The tone of the venue is well established in the main bar, with black and white photos of previous comedy alumni adorning the walls. Some you’ll undoubtedly have heard of (Bill Bailey, Jo Brand, Lee Evans, Eddie Izzard), while some you might not have (Ricky Grover, Andrew Pipe, John Sparkes, The Calypso Twins), but it’s good to see there’s an eclectic mix of funnymen (and women) on display. As well as the arty portraits, there are several neat touches that add a sense of individuality. Leopard-print upholstery gives the place a certain kitschy charm, and there’s a dash of surrealism in the clock which tells you the time in The Comedy Store in London.
One thing that does strike you as odd, and not in a good way, is the awkward positioning of the lavatories in relation to the main stage. To get to them, you have to go up a flight of stairs, across the main bar area, then down another flight of stairs and through a second room. This, coupled with the advice from the Comedy Store that you shouldn’t get up during a performance, means that you have to expertly time your toilet trips, and you’re likely to clock up an impressive distance when you do.
But what of the performance area itself? It’s a good-sized room, with the seating arranged in a crescent shape facing a small, well-lit stage. Although it can seat around 500 people, you never feel that far away from the performers, even if you’re near the back, so there’s always the chance of being talked to, interrogated or picked on. Granted, it’s more likely to happen if you’re sat in the front row, but if you sit there you really should know the drill. As you’d expect from looking at the photos, the comedians themselves are a varied bunch, hailing from a wide variety of backgrounds and countries, with an array of styles and techniques, so you never feel like you’re seeing the same performer twice (although if you are a regular visitor to comedy clubs you will invariably end up seeing the same act at some point).

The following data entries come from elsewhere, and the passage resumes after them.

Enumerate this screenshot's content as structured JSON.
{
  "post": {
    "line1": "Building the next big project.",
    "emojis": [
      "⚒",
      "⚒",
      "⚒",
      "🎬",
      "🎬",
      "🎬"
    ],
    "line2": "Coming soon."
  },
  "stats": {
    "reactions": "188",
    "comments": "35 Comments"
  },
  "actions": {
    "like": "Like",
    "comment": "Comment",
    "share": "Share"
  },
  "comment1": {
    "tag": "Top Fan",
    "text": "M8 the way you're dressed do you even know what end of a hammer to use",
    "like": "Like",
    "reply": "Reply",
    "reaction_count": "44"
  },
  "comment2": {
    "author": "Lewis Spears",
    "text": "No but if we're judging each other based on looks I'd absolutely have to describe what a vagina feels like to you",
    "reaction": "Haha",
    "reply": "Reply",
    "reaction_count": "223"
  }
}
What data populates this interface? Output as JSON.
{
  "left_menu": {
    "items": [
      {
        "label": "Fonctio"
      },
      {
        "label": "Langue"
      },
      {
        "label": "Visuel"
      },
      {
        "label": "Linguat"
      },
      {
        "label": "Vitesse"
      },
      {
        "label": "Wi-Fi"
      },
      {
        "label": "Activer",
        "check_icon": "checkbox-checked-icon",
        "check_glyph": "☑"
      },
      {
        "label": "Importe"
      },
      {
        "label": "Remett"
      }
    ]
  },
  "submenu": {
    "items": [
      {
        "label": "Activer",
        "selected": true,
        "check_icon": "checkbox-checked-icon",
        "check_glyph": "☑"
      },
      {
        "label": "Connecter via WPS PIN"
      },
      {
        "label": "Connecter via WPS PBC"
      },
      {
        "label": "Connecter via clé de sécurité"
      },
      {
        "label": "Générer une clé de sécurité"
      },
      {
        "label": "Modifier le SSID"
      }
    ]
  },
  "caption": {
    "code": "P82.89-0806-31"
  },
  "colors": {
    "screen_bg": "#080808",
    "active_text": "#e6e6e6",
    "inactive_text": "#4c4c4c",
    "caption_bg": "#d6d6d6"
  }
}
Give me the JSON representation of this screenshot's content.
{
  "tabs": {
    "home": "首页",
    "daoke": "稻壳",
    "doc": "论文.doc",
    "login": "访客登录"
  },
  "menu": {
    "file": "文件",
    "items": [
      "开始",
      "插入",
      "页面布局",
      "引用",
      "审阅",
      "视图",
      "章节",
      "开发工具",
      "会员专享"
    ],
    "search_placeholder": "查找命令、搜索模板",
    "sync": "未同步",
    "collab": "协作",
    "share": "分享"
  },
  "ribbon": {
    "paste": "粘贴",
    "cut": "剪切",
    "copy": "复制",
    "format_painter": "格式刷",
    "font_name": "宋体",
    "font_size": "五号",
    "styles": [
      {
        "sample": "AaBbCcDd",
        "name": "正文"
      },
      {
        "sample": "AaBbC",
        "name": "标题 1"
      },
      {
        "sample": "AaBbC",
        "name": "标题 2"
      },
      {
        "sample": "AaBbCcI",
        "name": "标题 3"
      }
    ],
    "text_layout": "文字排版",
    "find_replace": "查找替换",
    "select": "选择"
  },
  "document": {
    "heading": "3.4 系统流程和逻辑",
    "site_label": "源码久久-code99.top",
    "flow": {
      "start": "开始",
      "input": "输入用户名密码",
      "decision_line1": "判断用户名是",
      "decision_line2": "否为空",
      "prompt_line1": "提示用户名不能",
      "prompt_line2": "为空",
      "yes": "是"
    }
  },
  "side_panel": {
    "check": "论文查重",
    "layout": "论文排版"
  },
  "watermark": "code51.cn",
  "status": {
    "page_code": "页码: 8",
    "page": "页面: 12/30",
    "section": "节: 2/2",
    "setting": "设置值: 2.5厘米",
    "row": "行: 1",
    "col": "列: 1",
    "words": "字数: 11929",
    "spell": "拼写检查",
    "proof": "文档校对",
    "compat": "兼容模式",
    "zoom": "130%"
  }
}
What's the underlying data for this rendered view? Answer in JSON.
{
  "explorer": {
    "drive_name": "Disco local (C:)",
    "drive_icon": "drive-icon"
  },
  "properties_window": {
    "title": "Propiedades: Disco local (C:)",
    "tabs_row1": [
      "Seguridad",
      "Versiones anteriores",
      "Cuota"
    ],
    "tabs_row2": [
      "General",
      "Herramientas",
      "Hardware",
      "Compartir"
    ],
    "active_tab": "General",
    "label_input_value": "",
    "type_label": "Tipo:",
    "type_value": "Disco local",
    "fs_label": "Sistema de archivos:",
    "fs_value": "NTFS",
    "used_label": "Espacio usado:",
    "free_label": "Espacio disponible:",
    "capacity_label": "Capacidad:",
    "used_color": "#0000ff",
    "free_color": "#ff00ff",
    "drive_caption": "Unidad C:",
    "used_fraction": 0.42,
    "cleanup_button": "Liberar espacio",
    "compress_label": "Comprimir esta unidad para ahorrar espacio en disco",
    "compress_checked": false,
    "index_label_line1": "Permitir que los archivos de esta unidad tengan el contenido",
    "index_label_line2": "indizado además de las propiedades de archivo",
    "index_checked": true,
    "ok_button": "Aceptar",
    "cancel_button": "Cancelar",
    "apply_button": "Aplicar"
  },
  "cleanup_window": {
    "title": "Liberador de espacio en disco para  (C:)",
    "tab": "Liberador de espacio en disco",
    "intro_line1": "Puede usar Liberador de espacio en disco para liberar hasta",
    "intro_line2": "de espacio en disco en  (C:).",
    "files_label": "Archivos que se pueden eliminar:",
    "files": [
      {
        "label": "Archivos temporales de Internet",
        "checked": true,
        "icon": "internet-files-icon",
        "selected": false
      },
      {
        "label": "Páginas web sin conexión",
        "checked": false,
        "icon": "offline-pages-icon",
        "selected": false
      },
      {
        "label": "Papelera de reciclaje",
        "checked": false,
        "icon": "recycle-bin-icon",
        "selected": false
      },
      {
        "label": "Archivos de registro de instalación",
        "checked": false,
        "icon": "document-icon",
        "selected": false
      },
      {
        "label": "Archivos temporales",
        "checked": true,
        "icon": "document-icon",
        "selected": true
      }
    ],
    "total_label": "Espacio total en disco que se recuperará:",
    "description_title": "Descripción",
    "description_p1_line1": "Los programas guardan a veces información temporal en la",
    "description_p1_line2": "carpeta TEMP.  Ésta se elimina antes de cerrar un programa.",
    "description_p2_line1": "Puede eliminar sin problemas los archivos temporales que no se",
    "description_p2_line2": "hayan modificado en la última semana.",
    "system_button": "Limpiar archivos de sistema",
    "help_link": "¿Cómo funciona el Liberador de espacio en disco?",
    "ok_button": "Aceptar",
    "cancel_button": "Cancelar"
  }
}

Because of the intimate nature of the venue, heckling is almost inevitable, which is good for keeping the comedians on their toes. On the King Gong nights, it’s practically encouraged, and audience members will invariably let rip with some pretty brutal remarks if they don’t like an act.
The clientele are a healthy smattering of young and old comedy lovers, and while heckling may be fairly commonplace, for the most part, they’re a well-behaved bunch. The staff are friendly enough, and they are very helpful when it comes to answering any queries you might have.
Depending on how much time you have and what you’re in the mood for, you can either eat in the bar or in the more formal basement restaurant space. The bar menu offers a solid, if unspectacular, line-up sticking as it does to old favourites like burgers, sausage and mash, fish pie and nachos. They also do a decent selection of stone-baked pizzas (£7 upwards), which compliment the informal tone of the place quite nicely, as well as giving you some sustenance while you wait for the comedians to come on.
In the basement, the more formal restaurant space caters for those who want to make an evening of it, over a three-course meal. The food is good hearty fair, with a few modern flourishes. Prices are obviously more expensive here, but with all the food on offer certain deals are in place to make it better value all round.
The beers on tap are a pretty standard bunch (Fosters, Strongbow, and Guinness), although it does throw in a couple of curveballs for good measure (Amstel, Birra Moretti). Pints average about £3. Bottled drinks are nicely varied from the ones on tap, and include Peroni, Becks, Magners, as well as the obligatory alcopops, and there’s a small but varied selection of spirits as well.
The Last Word
Overall, a trip to the Comedy Store is highly recommended. Whilst the food, drink and staff are good in their own right, they play a supporting role in helping to exemplify the best part of the experience, the thing that most people will undoubtedly come here for: the comedy.